Susan Smith on why voluntary organisations need to start preparing for the next big threat - climate change
I was well on my way to vegetarianism until I became a parent. My daughter is not making it easy: “I don’t want that,” she says with disgust throwing a Linda McCartney sausage off her plate. I’m persevering though and find lentil and bean-based recipes are more likely to win approval, which is probably good as I’m not sure how ethical fake meat is anyway. But then I’m not sure how ethical avacados are either and she eats loads of those.
I’m not going to lie, the move to net zero intimidates me. I read recently that if we are to meet Scotland’s target to reduce emissions by 75 per cent by 2030, we’d have to maintain our carbon output at peak lockdown level every year for the next decade.
I’m in the process of buying and selling my home. You can get cheaper mortgages if the home you buy has an A or B energy rating – none of the ones I’m looking at do. And the suggestions of how to get there are not cost effective with the savings over three years just a fraction of the installation cost.
I mentioned to the retired estate agent who seems to be kicked out of bed for every viewing I’ve had, that I’m planning my next car to be electric and he scoffed at the idea of streets being lined with electric charging points.

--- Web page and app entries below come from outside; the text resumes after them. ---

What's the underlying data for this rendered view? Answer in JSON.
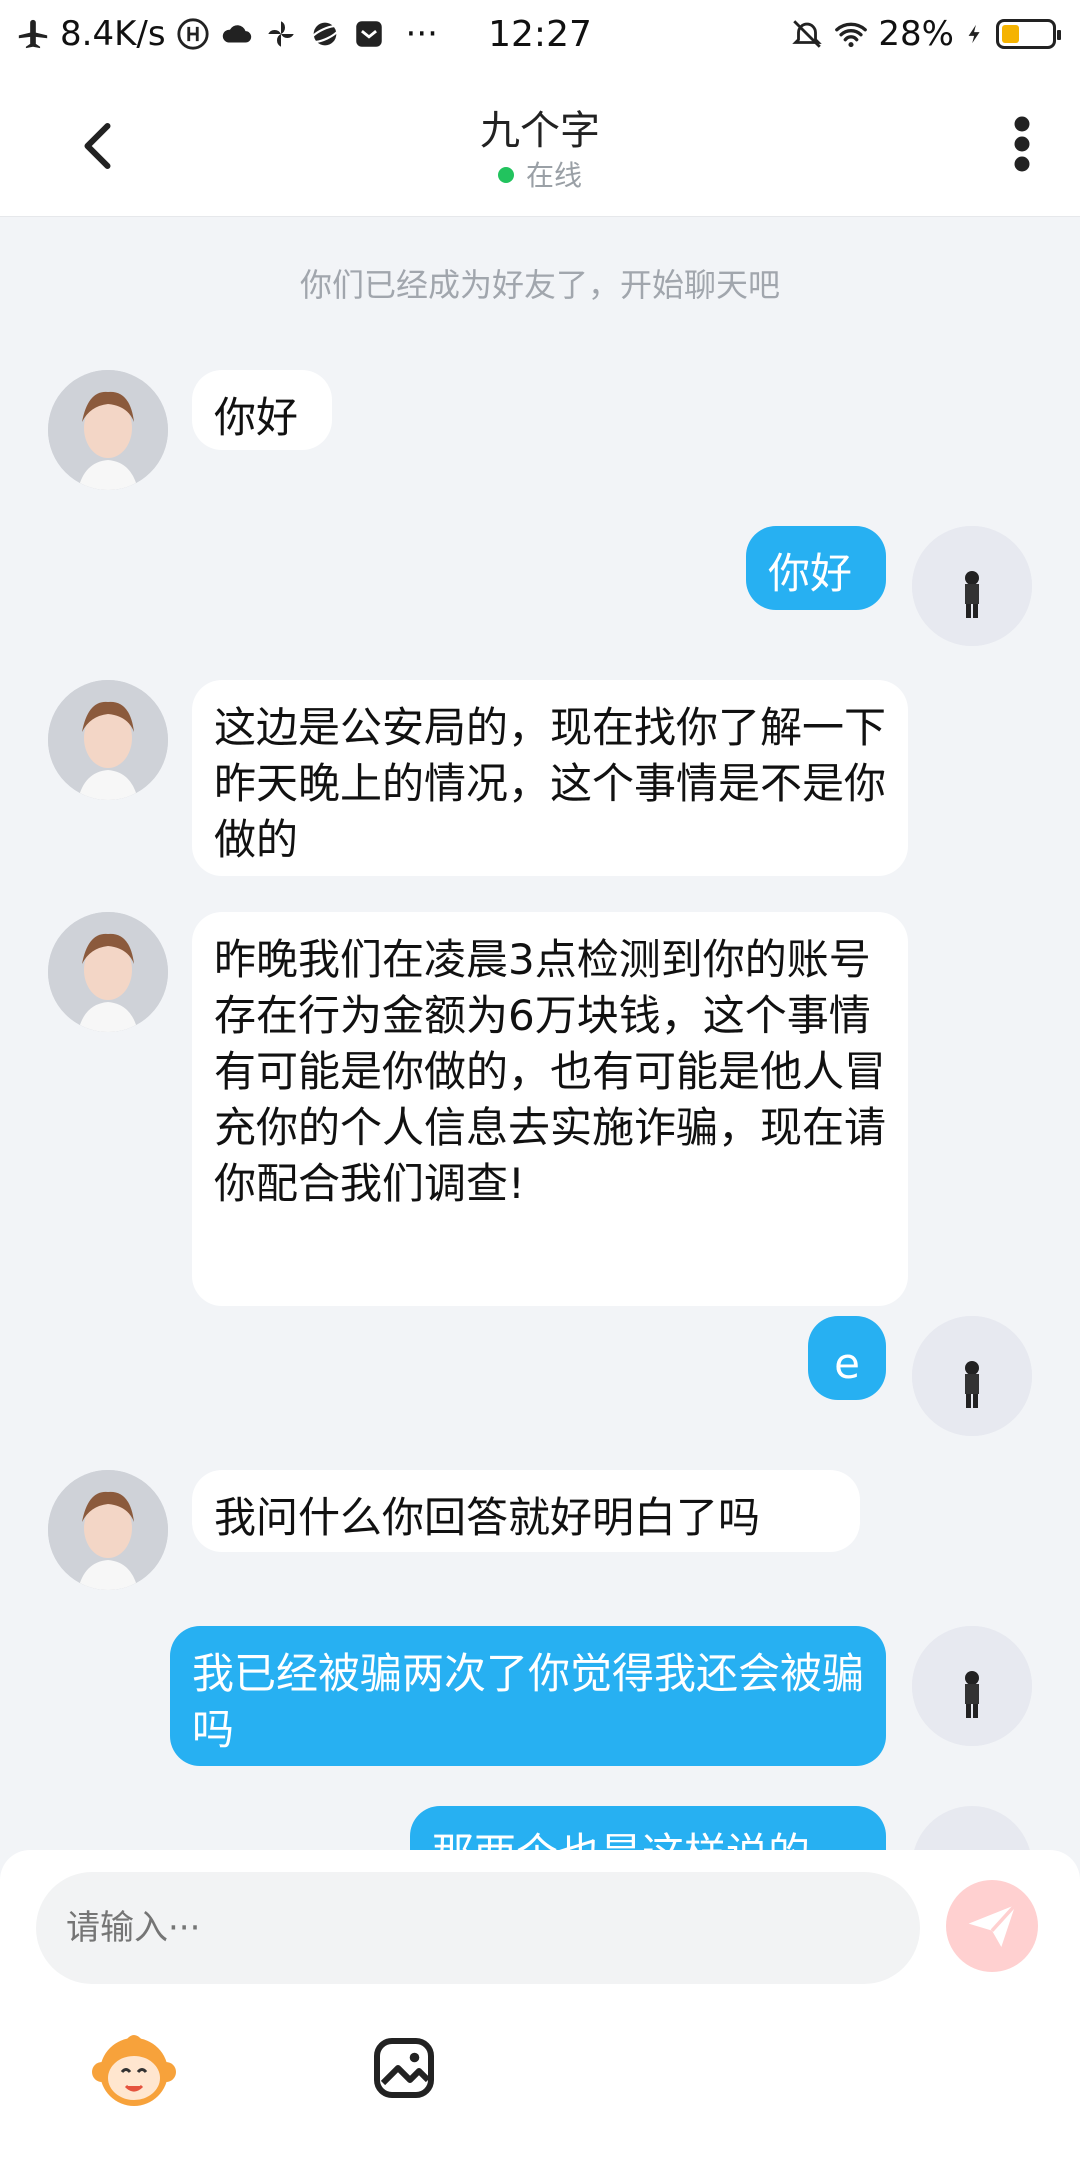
{
  "status_bar": {
    "network_speed": "8.4K/s",
    "time": "12:27",
    "battery": "28%",
    "more": "···"
  },
  "header": {
    "title": "九个字",
    "presence": "在线"
  },
  "chat": {
    "system_note": "你们已经成为好友了，开始聊天吧",
    "messages": [
      {
        "from": "other",
        "text": "你好"
      },
      {
        "from": "self",
        "text": "你好"
      },
      {
        "from": "other",
        "text": "这边是公安局的，现在找你了解一下昨天晚上的情况，这个事情是不是你做的"
      },
      {
        "from": "other",
        "text": "昨晚我们在凌晨3点检测到你的账号存在行为金额为6万块钱，这个事情有可能是你做的，也有可能是他人冒充你的个人信息去实施诈骗，现在请你配合我们调查!"
      },
      {
        "from": "self",
        "text": "e"
      },
      {
        "from": "other",
        "text": "我问什么你回答就好明白了吗"
      },
      {
        "from": "self",
        "text": "我已经被骗两次了你觉得我还会被骗吗"
      },
      {
        "from": "self",
        "text": "那两个也是这样说的"
      }
    ]
  },
  "composer": {
    "placeholder": "请输入···"
  },
  "colors": {
    "outgoing_bubble": "#27b0f2",
    "incoming_bubble": "#ffffff",
    "background": "#f2f4f7",
    "online_dot": "#22c35e"
  },
  "icons": [
    "airplane-icon",
    "wifi-icon",
    "battery-icon",
    "back-arrow-icon",
    "more-vertical-icon",
    "send-icon",
    "emoji-monkey-icon",
    "image-icon"
  ]
}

Net zero feels a long way off in spirit. The problem is the years are whirling by and the prospect of devastating climate change is getting closer and closer. I don’t really know what that means either, though. Will we see rising costs of food, fuel and housing, the flooding of our coastal towns and cities, and mass immigration? That doesn’t sound so good.
And here lies the problem. As individuals and voluntary organisations we’re all a bit clueless. What do we need to do, will it make a difference, and why try anyway if you’re job is to look after older people, support families in poverty or combat homelessness? Isn't it the role of big business and government to fix this problem?
These are some of the questions SCVO is trying to explore as part of a new piece of work to look at the role of voluntary organisations in the climate crisis and the just transition to net zero. We’ve launched a survey to find out how much organisations are already contributing to this agenda and what support they need to do more.
An upcoming webinar will also explore the role of voluntary organisations and funders in this issue. We’ll hear from Carol Mack of the Association of Charitable Foundations, Ben Twist from Creative Carbon Scotland, and Teresa Bray from Changeworks. It’s a great opportunity to hear from experts why this should matter to us and, importantly, what practical steps we can take.
As everyone keeps reminding us, the eyes of the world will be on Glasgow in November for COP26, the big international climate conference that world leaders are all expected to attend. Targets were set and agreed in Paris in 2015 but progress has been slow because there’s been no plan to how to get there. The aim of the Glasgow conference is to create that.
I don’t know whether climate change and the transition to net zero is going to be painful or not – I don’t know whether I’m going to have to give up meat, my car and foreign holidays, or worse be unable to afford healthy food, clothing, housing, or transport. I do know that now is the time to try to find out though as if the last year has taught us anything it’s that our comfortable lives can be turned upside down in the blink of an eye.
After Covid, climate change is the next big threat and the very least we can do is put it on our risk registers – both organisationally and personally.
Caring about climate change – why you need to take action now is on 20 May 1-2pm.
Are you a Climate Conscious organisation already? Your could win Scotland’s new Climate Conscious Charity Award – enter before 14 May 2021